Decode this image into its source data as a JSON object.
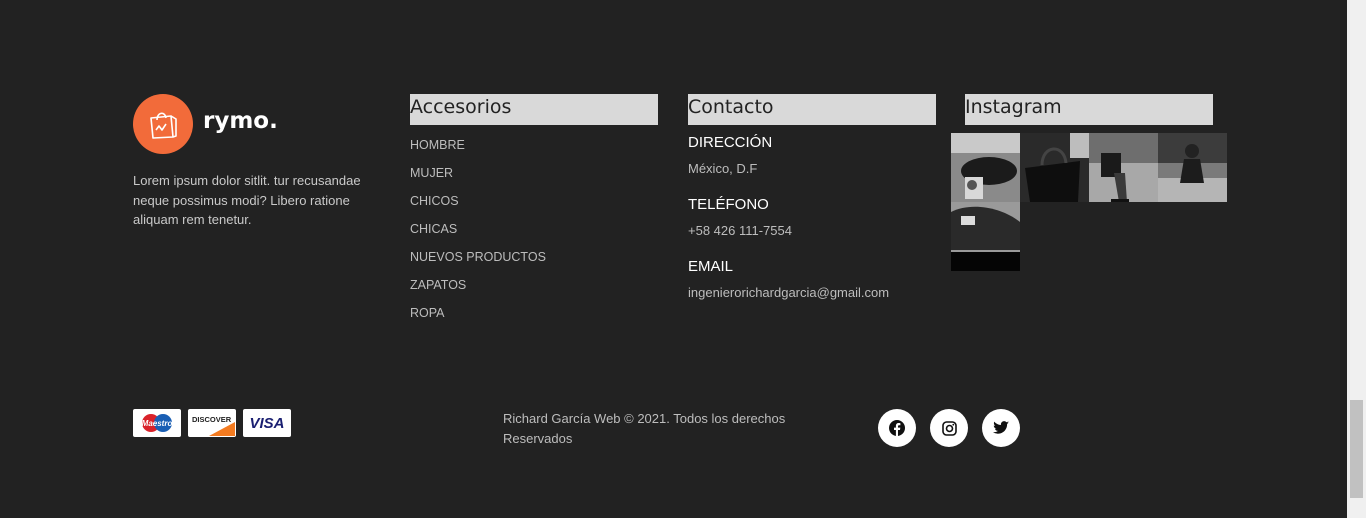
{
  "brand": {
    "name": "rymo.",
    "description": "Lorem ipsum dolor sitlit. tur recusandae neque possimus modi? Libero ratione aliquam rem tenetur.",
    "logo_color": "#f26b3a"
  },
  "accessories": {
    "title": "Accesorios",
    "items": [
      "HOMBRE",
      "MUJER",
      "CHICOS",
      "CHICAS",
      "NUEVOS PRODUCTOS",
      "ZAPATOS",
      "ROPA"
    ]
  },
  "contact": {
    "title": "Contacto",
    "address_label": "DIRECCIÓN",
    "address_value": "México, D.F",
    "phone_label": "TELÉFONO",
    "phone_value": "+58 426 111-7554",
    "email_label": "EMAIL",
    "email_value": "ingenierorichardgarcia@gmail.com"
  },
  "instagram": {
    "title": "Instagram",
    "photos": [
      "watch-bag-photo",
      "handbag-photo",
      "quilted-bag-photo",
      "woman-sitting-photo",
      "cap-photo"
    ]
  },
  "payments": {
    "cards": [
      "Maestro",
      "DISCOVER",
      "VISA"
    ]
  },
  "footer": {
    "copyright": "Richard García Web © 2021. Todos los derechos Reservados"
  },
  "social": {
    "icons": [
      "facebook-icon",
      "instagram-icon",
      "twitter-icon"
    ]
  },
  "colors": {
    "background": "#222222",
    "accent": "#f26b3a",
    "title_bar": "#d9d9d9"
  }
}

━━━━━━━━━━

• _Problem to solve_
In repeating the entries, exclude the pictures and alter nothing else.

• _Answer for the task_
Decode this image into its source data as a JSON object.
{
  "brand": {
    "name": "rymo.",
    "description": "Lorem ipsum dolor sitlit. tur recusandae neque possimus modi? Libero ratione aliquam rem tenetur.",
    "logo_color": "#f26b3a"
  },
  "accessories": {
    "title": "Accesorios",
    "items": [
      "HOMBRE",
      "MUJER",
      "CHICOS",
      "CHICAS",
      "NUEVOS PRODUCTOS",
      "ZAPATOS",
      "ROPA"
    ]
  },
  "contact": {
    "title": "Contacto",
    "address_label": "DIRECCIÓN",
    "address_value": "México, D.F",
    "phone_label": "TELÉFONO",
    "phone_value": "+58 426 111-7554",
    "email_label": "EMAIL",
    "email_value": "ingenierorichardgarcia@gmail.com"
  },
  "instagram": {
    "title": "Instagram",
    "photos": [
      "watch-bag-photo",
      "handbag-photo",
      "quilted-bag-photo",
      "woman-sitting-photo",
      "cap-photo"
    ]
  },
  "payments": {
    "cards": [
      "Maestro",
      "DISCOVER",
      "VISA"
    ]
  },
  "footer": {
    "copyright": "Richard García Web © 2021. Todos los derechos Reservados"
  },
  "social": {
    "icons": [
      "facebook-icon",
      "instagram-icon",
      "twitter-icon"
    ]
  },
  "colors": {
    "background": "#222222",
    "accent": "#f26b3a",
    "title_bar": "#d9d9d9"
  }
}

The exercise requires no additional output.